[Record extracts]:
● ● ● ●

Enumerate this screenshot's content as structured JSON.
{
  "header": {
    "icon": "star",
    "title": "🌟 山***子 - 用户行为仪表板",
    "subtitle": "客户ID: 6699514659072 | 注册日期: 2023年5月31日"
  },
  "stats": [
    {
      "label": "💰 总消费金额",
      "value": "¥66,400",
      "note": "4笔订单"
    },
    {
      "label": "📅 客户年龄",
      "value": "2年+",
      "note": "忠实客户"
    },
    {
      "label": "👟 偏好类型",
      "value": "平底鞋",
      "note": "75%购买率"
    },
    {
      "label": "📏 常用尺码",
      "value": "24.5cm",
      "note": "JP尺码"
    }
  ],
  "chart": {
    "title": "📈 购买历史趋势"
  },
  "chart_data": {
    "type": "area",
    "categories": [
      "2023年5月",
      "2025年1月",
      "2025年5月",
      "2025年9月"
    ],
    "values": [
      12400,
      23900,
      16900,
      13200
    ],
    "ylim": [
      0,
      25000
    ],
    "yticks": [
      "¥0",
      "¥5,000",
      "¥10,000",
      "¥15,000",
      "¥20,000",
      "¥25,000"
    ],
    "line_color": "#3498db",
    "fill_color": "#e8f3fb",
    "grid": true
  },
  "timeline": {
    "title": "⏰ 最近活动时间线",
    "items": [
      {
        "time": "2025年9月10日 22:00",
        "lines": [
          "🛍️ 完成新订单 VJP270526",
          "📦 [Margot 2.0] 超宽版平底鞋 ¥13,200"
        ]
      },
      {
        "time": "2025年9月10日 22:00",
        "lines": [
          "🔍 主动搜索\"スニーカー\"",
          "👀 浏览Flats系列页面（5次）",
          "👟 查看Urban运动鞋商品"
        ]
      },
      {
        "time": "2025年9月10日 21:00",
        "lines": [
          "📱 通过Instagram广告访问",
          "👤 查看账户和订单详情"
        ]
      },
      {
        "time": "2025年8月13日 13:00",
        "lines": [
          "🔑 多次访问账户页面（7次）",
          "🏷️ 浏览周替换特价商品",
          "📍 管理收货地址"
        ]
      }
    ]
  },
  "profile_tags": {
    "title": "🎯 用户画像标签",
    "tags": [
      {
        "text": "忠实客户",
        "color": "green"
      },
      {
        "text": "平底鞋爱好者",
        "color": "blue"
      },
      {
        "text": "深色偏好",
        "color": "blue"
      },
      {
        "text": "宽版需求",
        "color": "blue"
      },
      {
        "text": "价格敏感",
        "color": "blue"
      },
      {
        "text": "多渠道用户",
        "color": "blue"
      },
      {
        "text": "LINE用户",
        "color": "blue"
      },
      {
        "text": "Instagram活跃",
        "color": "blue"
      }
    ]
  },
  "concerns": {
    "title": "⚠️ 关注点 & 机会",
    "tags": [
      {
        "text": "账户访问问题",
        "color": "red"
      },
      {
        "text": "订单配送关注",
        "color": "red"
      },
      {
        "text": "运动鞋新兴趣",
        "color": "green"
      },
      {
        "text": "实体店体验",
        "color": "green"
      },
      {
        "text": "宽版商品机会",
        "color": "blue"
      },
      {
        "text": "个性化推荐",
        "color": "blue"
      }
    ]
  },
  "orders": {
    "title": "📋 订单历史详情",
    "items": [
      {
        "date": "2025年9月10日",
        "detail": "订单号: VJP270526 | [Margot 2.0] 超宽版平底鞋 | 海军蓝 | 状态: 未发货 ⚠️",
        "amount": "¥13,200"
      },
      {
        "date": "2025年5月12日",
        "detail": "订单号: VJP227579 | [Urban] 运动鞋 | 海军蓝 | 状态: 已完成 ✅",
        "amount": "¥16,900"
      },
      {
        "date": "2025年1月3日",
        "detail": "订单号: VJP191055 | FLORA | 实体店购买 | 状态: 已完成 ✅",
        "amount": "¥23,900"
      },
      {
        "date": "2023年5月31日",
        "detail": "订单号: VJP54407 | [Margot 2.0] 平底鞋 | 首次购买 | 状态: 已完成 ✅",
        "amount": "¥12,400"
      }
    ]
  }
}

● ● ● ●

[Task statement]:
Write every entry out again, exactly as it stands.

[Response to the task]:
Enumerate this screenshot's content as structured JSON.
{
  "header": {
    "icon": "star",
    "title": "🌟 山***子 - 用户行为仪表板",
    "subtitle": "客户ID: 6699514659072 | 注册日期: 2023年5月31日"
  },
  "stats": [
    {
      "label": "💰 总消费金额",
      "value": "¥66,400",
      "note": "4笔订单"
    },
    {
      "label": "📅 客户年龄",
      "value": "2年+",
      "note": "忠实客户"
    },
    {
      "label": "👟 偏好类型",
      "value": "平底鞋",
      "note": "75%购买率"
    },
    {
      "label": "📏 常用尺码",
      "value": "24.5cm",
      "note": "JP尺码"
    }
  ],
  "chart": {
    "title": "📈 购买历史趋势"
  },
  "chart_data": {
    "type": "area",
    "categories": [
      "2023年5月",
      "2025年1月",
      "2025年5月",
      "2025年9月"
    ],
    "values": [
      12400,
      23900,
      16900,
      13200
    ],
    "ylim": [
      0,
      25000
    ],
    "yticks": [
      "¥0",
      "¥5,000",
      "¥10,000",
      "¥15,000",
      "¥20,000",
      "¥25,000"
    ],
    "line_color": "#3498db",
    "fill_color": "#e8f3fb",
    "grid": true
  },
  "timeline": {
    "title": "⏰ 最近活动时间线",
    "items": [
      {
        "time": "2025年9月10日 22:00",
        "lines": [
          "🛍️ 完成新订单 VJP270526",
          "📦 [Margot 2.0] 超宽版平底鞋 ¥13,200"
        ]
      },
      {
        "time": "2025年9月10日 22:00",
        "lines": [
          "🔍 主动搜索\"スニーカー\"",
          "👀 浏览Flats系列页面（5次）",
          "👟 查看Urban运动鞋商品"
        ]
      },
      {
        "time": "2025年9月10日 21:00",
        "lines": [
          "📱 通过Instagram广告访问",
          "👤 查看账户和订单详情"
        ]
      },
      {
        "time": "2025年8月13日 13:00",
        "lines": [
          "🔑 多次访问账户页面（7次）",
          "🏷️ 浏览周替换特价商品",
          "📍 管理收货地址"
        ]
      }
    ]
  },
  "profile_tags": {
    "title": "🎯 用户画像标签",
    "tags": [
      {
        "text": "忠实客户",
        "color": "green"
      },
      {
        "text": "平底鞋爱好者",
        "color": "blue"
      },
      {
        "text": "深色偏好",
        "color": "blue"
      },
      {
        "text": "宽版需求",
        "color": "blue"
      },
      {
        "text": "价格敏感",
        "color": "blue"
      },
      {
        "text": "多渠道用户",
        "color": "blue"
      },
      {
        "text": "LINE用户",
        "color": "blue"
      },
      {
        "text": "Instagram活跃",
        "color": "blue"
      }
    ]
  },
  "concerns": {
    "title": "⚠️ 关注点 & 机会",
    "tags": [
      {
        "text": "账户访问问题",
        "color": "red"
      },
      {
        "text": "订单配送关注",
        "color": "red"
      },
      {
        "text": "运动鞋新兴趣",
        "color": "green"
      },
      {
        "text": "实体店体验",
        "color": "green"
      },
      {
        "text": "宽版商品机会",
        "color": "blue"
      },
      {
        "text": "个性化推荐",
        "color": "blue"
      }
    ]
  },
  "orders": {
    "title": "📋 订单历史详情",
    "items": [
      {
        "date": "2025年9月10日",
        "detail": "订单号: VJP270526 | [Margot 2.0] 超宽版平底鞋 | 海军蓝 | 状态: 未发货 ⚠️",
        "amount": "¥13,200"
      },
      {
        "date": "2025年5月12日",
        "detail": "订单号: VJP227579 | [Urban] 运动鞋 | 海军蓝 | 状态: 已完成 ✅",
        "amount": "¥16,900"
      },
      {
        "date": "2025年1月3日",
        "detail": "订单号: VJP191055 | FLORA | 实体店购买 | 状态: 已完成 ✅",
        "amount": "¥23,900"
      },
      {
        "date": "2023年5月31日",
        "detail": "订单号: VJP54407 | [Margot 2.0] 平底鞋 | 首次购买 | 状态: 已完成 ✅",
        "amount": "¥12,400"
      }
    ]
  }
}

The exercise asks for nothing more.